EGBSC carried out visual observations of Lake Sturgeon during spawning, to see if it would be a useful tool in assessing the spawning population abundance. Visual observations were carried out at the Moon River Falls, immediately downstream during the spring of 2009 and 2010. Observations were carried out by volunteers, including white-water kayakers, the Moon River Cottage owner and Moon River guest cottagers. In total, 16 Lake Sturgeon were observed between April 25th and May 26th in 2009. In 2010, volunteers expanded the search area by 1.25km downstream. In 2010, water flow was much lower, and visual observations were only carried out on two occasions. Two Lake Sturgeon were observed and estimated at approximately four feet in length. Hundreds of Gar were observed spawning on the Moon River during that time. Although fewer visual observations were carried out in 2010, the population of spawning Lake Sturgeon may be higher than previously thought, and visual observations was a valuable method to collect information.

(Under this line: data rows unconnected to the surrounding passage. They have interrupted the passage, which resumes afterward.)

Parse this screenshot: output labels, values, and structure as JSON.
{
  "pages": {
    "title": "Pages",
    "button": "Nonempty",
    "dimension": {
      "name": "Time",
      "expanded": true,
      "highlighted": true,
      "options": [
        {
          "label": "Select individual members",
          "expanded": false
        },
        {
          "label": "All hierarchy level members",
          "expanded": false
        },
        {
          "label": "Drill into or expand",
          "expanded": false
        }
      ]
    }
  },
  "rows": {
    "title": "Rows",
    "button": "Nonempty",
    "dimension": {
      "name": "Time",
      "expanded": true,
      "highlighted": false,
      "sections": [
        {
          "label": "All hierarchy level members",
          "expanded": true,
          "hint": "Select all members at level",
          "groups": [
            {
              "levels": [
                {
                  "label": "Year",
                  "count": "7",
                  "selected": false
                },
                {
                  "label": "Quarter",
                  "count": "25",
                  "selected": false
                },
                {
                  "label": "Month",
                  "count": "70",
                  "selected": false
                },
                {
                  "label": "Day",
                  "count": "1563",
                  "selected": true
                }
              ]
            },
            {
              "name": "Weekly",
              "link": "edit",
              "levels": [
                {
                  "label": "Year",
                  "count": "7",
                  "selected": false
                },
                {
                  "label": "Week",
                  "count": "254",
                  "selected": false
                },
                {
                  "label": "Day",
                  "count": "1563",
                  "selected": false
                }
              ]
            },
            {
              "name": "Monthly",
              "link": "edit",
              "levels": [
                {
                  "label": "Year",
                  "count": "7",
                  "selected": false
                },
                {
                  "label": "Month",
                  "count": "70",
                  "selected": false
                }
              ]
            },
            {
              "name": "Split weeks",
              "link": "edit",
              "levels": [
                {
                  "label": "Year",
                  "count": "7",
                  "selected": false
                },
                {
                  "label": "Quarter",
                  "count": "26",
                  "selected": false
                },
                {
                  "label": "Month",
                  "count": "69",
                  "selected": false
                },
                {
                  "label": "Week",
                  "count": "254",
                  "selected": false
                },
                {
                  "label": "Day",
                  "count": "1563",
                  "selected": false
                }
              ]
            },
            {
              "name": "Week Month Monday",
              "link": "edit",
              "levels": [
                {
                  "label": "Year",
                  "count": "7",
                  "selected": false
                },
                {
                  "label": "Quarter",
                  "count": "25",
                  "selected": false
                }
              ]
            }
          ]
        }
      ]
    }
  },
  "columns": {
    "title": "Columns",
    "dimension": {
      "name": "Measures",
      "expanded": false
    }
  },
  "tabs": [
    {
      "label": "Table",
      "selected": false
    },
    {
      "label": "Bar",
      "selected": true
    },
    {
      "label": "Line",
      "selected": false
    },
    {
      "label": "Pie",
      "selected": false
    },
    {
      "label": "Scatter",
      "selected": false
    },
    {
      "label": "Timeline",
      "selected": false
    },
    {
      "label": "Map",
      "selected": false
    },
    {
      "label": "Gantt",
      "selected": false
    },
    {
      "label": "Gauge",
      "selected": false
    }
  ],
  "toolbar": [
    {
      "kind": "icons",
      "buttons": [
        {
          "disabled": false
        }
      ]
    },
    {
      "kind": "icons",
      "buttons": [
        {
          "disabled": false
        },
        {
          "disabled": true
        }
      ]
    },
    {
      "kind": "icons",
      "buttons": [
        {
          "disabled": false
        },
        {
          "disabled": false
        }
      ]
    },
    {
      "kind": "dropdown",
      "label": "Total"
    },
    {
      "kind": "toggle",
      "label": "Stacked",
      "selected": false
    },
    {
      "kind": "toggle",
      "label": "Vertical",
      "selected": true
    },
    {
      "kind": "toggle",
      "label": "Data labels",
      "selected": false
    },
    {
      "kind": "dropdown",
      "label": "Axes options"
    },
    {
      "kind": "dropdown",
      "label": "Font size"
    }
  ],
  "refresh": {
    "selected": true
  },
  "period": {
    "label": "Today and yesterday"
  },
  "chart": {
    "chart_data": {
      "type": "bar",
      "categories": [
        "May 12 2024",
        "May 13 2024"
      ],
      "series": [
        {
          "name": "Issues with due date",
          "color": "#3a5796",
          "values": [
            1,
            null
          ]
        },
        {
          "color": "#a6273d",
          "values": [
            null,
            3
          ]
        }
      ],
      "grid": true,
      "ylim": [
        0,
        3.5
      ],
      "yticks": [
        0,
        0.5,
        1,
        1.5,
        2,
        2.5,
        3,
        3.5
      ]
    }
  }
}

Killbear Channel and Parry Sound Lake Trout Egg Collection Project, 2008 and 2010

In the Great Lakes, a lack of thiamine (vitamin B1) has been linked to the failure of newly hatched Lake Trout to survive. It is believed that this is being caused by thiaminase, an enzyme that destroys thiamine, which is found in Smelt and Alewife. In order to better understand the issue, MNRF’s Upper Great Lakes Management Unit asked EGBSC to assist with collecting samples of Lake Trout eggs from Davy Island and Horse Island. While collecting egg samples, EGBSC was also able to collect spawning population data. In 2008, EGBSC set nets at two sites, over four nights. A total of 111 Lake Trout were captured, and egg samples were collected from 17 females. Sea Lamprey scarring was observed on 51 of the captured Lake Trout, and two of those had open lamprey wounds. Five of the Lake Trout had fish lice present. In 2010, nets were set at two sites for ten nights. A total of 84 Lake Trout were captured, and egg samples were collected from 12 females. Between 2008 and 2010, the size of male Lake Trout shifted towards substantially smaller fish, which can be attributed to a large influx of males from a previous spawning period. There was a slight increase in the number of Sea Lamprey wounds, but scarring rate was considerably lower. With a higher number of young male Lake Trout, they would have had less exposure to lamprey predation and scarring.

Wah-Wah-Taysee, 2010

End of Spring Trap Netting was carried out in the Wah-Wah-Taysee area of eastern Georgian Bay to try and assess impacts from Round Goby on native, nearshore fish populations, create a baseline assessment for the area and complement the 2008 survey completed on 12 Mile Bay in 2008. Another goal was to help evaluate the presence of Walleye, for future consideration of re-introducing Walleye into Tadenac Bay. In total, 1,978 fish were captured. Species diversity was low, and the catch was dominated by Rock Bass and Smallmouth Bass. Twelve species were caught: Rock Bass (1,451), Smallmouth Bass (432), Northern Pike (43), Largemouth Bass (22), Walleye (8), Gar (5), Carp (5), Bullhead (4), Bowfin (4), Redhorse Sucker (2), Yellow Perch (1) and Black Crappie (1). There was excellent size distribution for Smallmouth Bass, meaning that several year classes had successfully survived. There was also a good representation of adult fish, suggesting that mortality rates were moderate. The size distribution of Northern Pike also appeared healthy. The Way-Way-Taysee area has been exposed to Round Goby for several years. The abundance of Smallmouth Bass and Rock Bass indicated there were no negative impacts that could be observed yet.